Stored items from a collection:
********

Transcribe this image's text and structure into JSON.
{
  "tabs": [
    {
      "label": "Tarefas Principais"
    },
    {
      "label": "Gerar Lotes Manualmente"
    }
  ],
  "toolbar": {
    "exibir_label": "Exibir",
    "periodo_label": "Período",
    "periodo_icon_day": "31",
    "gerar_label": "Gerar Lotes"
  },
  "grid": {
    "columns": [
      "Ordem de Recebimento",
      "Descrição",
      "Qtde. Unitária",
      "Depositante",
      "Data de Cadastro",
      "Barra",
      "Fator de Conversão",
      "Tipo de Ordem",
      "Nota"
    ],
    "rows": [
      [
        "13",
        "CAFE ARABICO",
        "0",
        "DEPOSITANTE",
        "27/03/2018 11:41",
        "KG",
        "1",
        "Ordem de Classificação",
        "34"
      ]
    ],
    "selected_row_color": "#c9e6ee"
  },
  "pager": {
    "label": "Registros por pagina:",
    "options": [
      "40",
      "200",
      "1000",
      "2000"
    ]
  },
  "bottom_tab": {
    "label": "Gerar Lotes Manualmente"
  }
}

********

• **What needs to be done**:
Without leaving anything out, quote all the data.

• **Task answer**:
Transcribe this image's text and structure into JSON.
{
  "tabs": [
    {
      "label": "Tarefas Principais"
    },
    {
      "label": "Gerar Lotes Manualmente"
    }
  ],
  "toolbar": {
    "exibir_label": "Exibir",
    "periodo_label": "Período",
    "periodo_icon_day": "31",
    "gerar_label": "Gerar Lotes"
  },
  "grid": {
    "columns": [
      "Ordem de Recebimento",
      "Descrição",
      "Qtde. Unitária",
      "Depositante",
      "Data de Cadastro",
      "Barra",
      "Fator de Conversão",
      "Tipo de Ordem",
      "Nota"
    ],
    "rows": [
      [
        "13",
        "CAFE ARABICO",
        "0",
        "DEPOSITANTE",
        "27/03/2018 11:41",
        "KG",
        "1",
        "Ordem de Classificação",
        "34"
      ]
    ],
    "selected_row_color": "#c9e6ee"
  },
  "pager": {
    "label": "Registros por pagina:",
    "options": [
      "40",
      "200",
      "1000",
      "2000"
    ]
  },
  "bottom_tab": {
    "label": "Gerar Lotes Manualmente"
  }
}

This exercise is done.